You get the picture. That’s a lot of complications- none of which you need to remember. Just know bad things happen if this infection isn’t properly treated.
While a complete physical exam should be performed, ensure you immediately assess visual acuity and pupillary light reflex, as a sluggish or absent light reflex indicates optic nerve involvement, and complications are prone to develop rapidly.
While you suspect orbital cellulitis clinically, it is essential to quickly obtain a CT orbit with IV contrast to evaluate for any complications like we listed above (e.g., abscess, empyema, etc).
Without complications, it will likely show evidence of rhinosinusitis, as well as inflammation of extraocular muscles, fat stranding, and anterior displacement of the globe.
Orbital Cellulitis Treatment
Vancomycin 15-20 mg/kg IV BID PLUS ceftriaxone IV OR cefotaxime IV.
If intracranial involvement cannot be excluded or patients have associated chronic sinusitis or odontogenic source, add metronidazole 500mg IV for anaerobic coverage.
If the patient has diabetes mellitus or is immunocompromised and looks unwell or has a complication noted above, add amphotericin 0.3 mg/kg/day IV for fungal coverage.
All patients with orbital cellulitis should be seen emergently with ophthalmology consult; additionally, ENT should be consulted if rhinosinusitis is present.
Patients with preseptal cellulitis can be discharged with antibiotic prescriptions and instructions to follow up with their primary care physician.

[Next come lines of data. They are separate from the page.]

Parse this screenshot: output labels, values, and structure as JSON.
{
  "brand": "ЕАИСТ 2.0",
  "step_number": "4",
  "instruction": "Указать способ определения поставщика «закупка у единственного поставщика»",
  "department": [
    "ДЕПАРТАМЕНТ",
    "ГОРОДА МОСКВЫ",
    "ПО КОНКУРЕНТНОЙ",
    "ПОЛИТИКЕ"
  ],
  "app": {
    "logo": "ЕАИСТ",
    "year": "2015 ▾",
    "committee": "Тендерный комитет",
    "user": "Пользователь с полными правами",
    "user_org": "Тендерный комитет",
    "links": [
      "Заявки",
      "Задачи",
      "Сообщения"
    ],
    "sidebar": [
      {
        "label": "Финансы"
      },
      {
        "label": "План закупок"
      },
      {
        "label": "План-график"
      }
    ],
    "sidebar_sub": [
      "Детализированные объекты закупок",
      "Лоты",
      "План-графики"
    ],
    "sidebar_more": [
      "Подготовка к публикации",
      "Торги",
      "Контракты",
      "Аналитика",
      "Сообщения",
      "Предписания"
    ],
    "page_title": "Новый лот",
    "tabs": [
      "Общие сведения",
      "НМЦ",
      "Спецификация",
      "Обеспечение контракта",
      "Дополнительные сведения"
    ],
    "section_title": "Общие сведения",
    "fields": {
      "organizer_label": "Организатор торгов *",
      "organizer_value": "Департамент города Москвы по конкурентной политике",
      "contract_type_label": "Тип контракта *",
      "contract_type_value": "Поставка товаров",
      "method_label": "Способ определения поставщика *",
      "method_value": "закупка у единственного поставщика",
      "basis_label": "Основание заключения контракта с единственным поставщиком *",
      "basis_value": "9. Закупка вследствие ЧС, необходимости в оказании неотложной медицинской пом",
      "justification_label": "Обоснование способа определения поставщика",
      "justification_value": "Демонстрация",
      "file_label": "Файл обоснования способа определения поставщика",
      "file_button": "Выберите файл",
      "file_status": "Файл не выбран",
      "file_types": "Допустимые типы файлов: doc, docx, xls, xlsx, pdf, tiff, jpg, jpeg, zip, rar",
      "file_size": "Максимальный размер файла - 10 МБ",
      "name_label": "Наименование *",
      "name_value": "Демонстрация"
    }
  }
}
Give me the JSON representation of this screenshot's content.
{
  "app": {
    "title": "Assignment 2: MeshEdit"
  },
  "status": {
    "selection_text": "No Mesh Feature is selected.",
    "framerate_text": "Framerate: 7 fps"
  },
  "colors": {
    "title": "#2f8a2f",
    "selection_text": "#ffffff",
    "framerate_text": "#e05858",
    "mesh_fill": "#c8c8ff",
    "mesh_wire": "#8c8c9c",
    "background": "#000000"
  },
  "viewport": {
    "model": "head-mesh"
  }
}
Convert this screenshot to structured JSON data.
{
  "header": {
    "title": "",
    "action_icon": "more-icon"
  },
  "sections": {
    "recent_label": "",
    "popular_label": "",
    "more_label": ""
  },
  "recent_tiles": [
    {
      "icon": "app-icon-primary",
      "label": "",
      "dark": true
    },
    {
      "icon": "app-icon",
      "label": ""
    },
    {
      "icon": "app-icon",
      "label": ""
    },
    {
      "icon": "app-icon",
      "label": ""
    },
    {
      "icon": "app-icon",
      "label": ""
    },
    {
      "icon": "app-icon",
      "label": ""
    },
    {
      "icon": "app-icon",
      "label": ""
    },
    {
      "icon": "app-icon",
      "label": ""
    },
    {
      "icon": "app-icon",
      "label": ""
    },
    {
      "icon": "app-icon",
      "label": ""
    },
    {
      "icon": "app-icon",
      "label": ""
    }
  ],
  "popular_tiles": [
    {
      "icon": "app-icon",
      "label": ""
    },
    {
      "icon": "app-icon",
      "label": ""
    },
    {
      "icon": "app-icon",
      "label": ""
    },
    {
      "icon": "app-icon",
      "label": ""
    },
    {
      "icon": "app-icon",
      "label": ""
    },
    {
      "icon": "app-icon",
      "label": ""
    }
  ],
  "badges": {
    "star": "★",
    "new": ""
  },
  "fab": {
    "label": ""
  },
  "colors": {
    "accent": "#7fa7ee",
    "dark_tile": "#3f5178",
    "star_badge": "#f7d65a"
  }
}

They need to return if they have any fever, changes in vision, or pain with eye movement.
- Botting AM, McIntosh D, Mahadevan M. Paediatric pre- and post-septal peri-orbital infections are different diseases. A retrospective review of 262 cases. Int J Pediatr Otorhinolaryngol 2008; 72:377.
- Seltz LB, Smith J, Durairaj VD, et al. Microbiology and antibiotic management of orbital cellulitis. Pediatrics 2011; 127:e566.
- Nageswaran S, Woods CR, Benjamin DK Jr, et al. Orbital cellulitis in children. Pediatr Infect Dis J 2006; 25:695.
- Sobol SE, Marchand J, Tewfik TL, et al. Orbital complications of sinusitis in children. J Otolaryngol 2002; 31:131.
- Weakley DR. Orbital cellulitis complicating strabismus surgery: a case report and review of the literature. Ann Ophthalmol 1991; 23:454.
- Muthukrishnan Vallinayagam, Juhi Sahu, Srikanth Krishnagopal, N Vasantha Kumar. Endogenous orbital cellulitis with optic neuropathy secondary to an intramuscular abscess in poorly controlled diabetes mellitus. J Ophthalmic Sci Res 2019; 57:319.
- Goytia VK, Giannoni CM, Edwards MS. Intraorbital and intracranial extension of sinusitis: comparative morbidity. J Pediatr 2011; 158:486.
- McKinley SH, Yen MT, Miller AM, Yen KG. Microbiology of pediatric orbital cellulitis. Am J Ophthalmol 2007; 144:497.
- Durand, ML. Periocular infections. In: Principles and Practice of Infectious Diseases, 7th ed, Mandell, GL, Bennett, JE, Dolin, R (Eds), Churchill Livingstone Elsevier, Philadelphia 2010. p.1569.
- Rudloe TF, Harper MB, Prabhu SP, et al. Acute periorbital infections: who needs emergent imaging? Pediatrics 2010; 125:e719.
- Osguthorpe JD, Hochman M. Inflammatory sinus diseases affecting the orbit. Otolaryngol Clin North Am 1993; 26:657.
- Erickson BP, Lee WW. Orbital Cellulitis and Subperiosteal Abscess: A 5-year Outcomes Analysis. Orbit 2015; 34:115.
- Scottish Antimicrobial Prescribing Group. “Orbital Cellulitis”. https://www.antimicrobialcompanion.scot/nhs-lothian/body-systems/skin-and-soft-tissue-infections/orbital-cellulitis/